      Ancient literature is peppered with stories of gods, heroes, or “divine men” escaping dangerous situations by means of magically opening doors. In fact, in the Acts of the Apostles one finds three prison escapes: two by Peter (5:17–42 and 12:3–17) and one by Paul (16:16–40). Some scholars have interpreted the empty tomb stories in the gospels as adaptations of the tale-type, and the apocryphal Acts of the Apostles employ the genre repeatedly.¹ Over a dozen other examples appear in ancient texts. According to Acts 12, while Peter slept in prison an angel woke him and facilitated his...

    • 13 Alexander’s Escape from Darius
      (pp. 131-136)

      A particularly fascinating imitation of Priam’s escape from the Achaean camp appears in theAlexander Romance,pseudonymously attributed to Callisthenes, historian to Alexander the Great, and composed in the late second or the third century C.E. Among other things it tells how Alexander, disguised as Hermes, daringly entered and escaped from Darius’s palace. This episode merits special treatment insofar as it entices its readers to recognize it as a parody of the end of theIliad.¹

      That night Alexander slept and in a dream saw Ammon standing by him in the guise of Hermes—with his herald’s staff [kηpύιov], cloak,...

    • 14 Peter’s Escape from Herod
      (pp. 137-140)

      According to the Acts of the Apostles, “King Herod” locked Peter in a prison, where, in the middle of the night, an “angel of the Lord” told him to leave, opened the doors of the prison, and apparently shed sleep over the guards so that the apostle could leave undetected. Only in Acts is Julius Agrippa I called Herod. The prison escape is sandwiched between his execution of James, John’s brother, and his death as divine punishment for hubris. Acts 12:1–23 thus forms a literary unit bracketed by two passages on Herod Agrippa, both of which Luke probably received...

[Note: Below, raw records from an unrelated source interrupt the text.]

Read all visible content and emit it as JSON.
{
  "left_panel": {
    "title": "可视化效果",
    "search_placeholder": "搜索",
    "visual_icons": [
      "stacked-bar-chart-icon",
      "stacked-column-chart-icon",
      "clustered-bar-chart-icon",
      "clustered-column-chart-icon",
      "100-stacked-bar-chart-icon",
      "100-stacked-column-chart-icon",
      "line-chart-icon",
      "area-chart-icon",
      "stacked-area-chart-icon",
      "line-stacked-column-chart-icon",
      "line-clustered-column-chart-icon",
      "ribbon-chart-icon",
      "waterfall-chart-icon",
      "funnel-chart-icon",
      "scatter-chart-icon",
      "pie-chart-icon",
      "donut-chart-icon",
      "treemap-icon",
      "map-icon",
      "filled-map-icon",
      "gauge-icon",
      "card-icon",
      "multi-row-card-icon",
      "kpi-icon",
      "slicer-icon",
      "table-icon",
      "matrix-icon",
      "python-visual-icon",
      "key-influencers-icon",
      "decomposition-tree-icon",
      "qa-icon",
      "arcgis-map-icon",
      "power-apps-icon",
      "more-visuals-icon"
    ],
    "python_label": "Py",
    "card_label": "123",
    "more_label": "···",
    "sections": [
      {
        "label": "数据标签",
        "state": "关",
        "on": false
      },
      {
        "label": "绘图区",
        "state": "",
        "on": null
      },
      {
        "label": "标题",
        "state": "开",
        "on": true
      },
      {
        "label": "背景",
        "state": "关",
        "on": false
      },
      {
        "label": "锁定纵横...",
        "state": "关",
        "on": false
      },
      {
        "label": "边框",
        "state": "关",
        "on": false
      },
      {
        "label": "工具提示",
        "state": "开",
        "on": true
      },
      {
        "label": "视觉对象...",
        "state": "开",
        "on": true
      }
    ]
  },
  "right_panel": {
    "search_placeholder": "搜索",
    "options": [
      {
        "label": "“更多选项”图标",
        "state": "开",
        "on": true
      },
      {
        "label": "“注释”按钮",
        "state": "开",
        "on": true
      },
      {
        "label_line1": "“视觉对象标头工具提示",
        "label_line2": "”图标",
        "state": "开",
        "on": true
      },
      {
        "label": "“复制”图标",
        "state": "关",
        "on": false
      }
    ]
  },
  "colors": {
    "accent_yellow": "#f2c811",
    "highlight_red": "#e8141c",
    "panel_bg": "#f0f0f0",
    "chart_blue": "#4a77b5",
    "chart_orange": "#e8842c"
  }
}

    • 15 Hellenistic Legend or Homeric Imitation?
      (pp. 141-145)

      For determining whether parallels between two texts are generic or mimetic, the greatest desideratum is the existence of shared features that bind two texts together, traits not found in the genre as a collectivity (criterion five, distinctive traits). To his credit, Reinhard Kratz recognized that one major aspect of Peter’s escape is entirely foreign to escape miracles generically: Peter’s reception at the home of Mary, the mother of John Mark.¹ Like Weinreich before him, Kratz avoids discussing Acts 12:12–17, and commentators usually ascribe the genesis of the tale to Jerusalem traditions preserved by Luke independent of Peter’s escape.² It...

  9. Conclusion
    (pp. 146-152)

    The composition of Acts surely was a complex interplay between historical memory, legends, popular preaching, and literary creativity. Even though the four cases treated in this book seem to imitate tales from theIliad,some of them also contain traits that suggest the presence of historical memory and tradition. For example, behind Acts 1:15–26 almost certainly lurks information about the death of Judas; otherwise, it would be difficult to explain the similarities between Luke’s account and Matt 27:1–10. Even though Luke seems to have modeled Peter’s prison break after Iliad 24, he also knew traditions about the deaths...

  10. Appendix: Greek and Latin Parallels
    (pp. 153-166)
  11. List of Abbreviations
    (pp. 167-170)
  12. Notes
    (pp. 171-208)
  13. Bibliography
    (pp. 209-220)
  14. Index
    (pp. 221-228)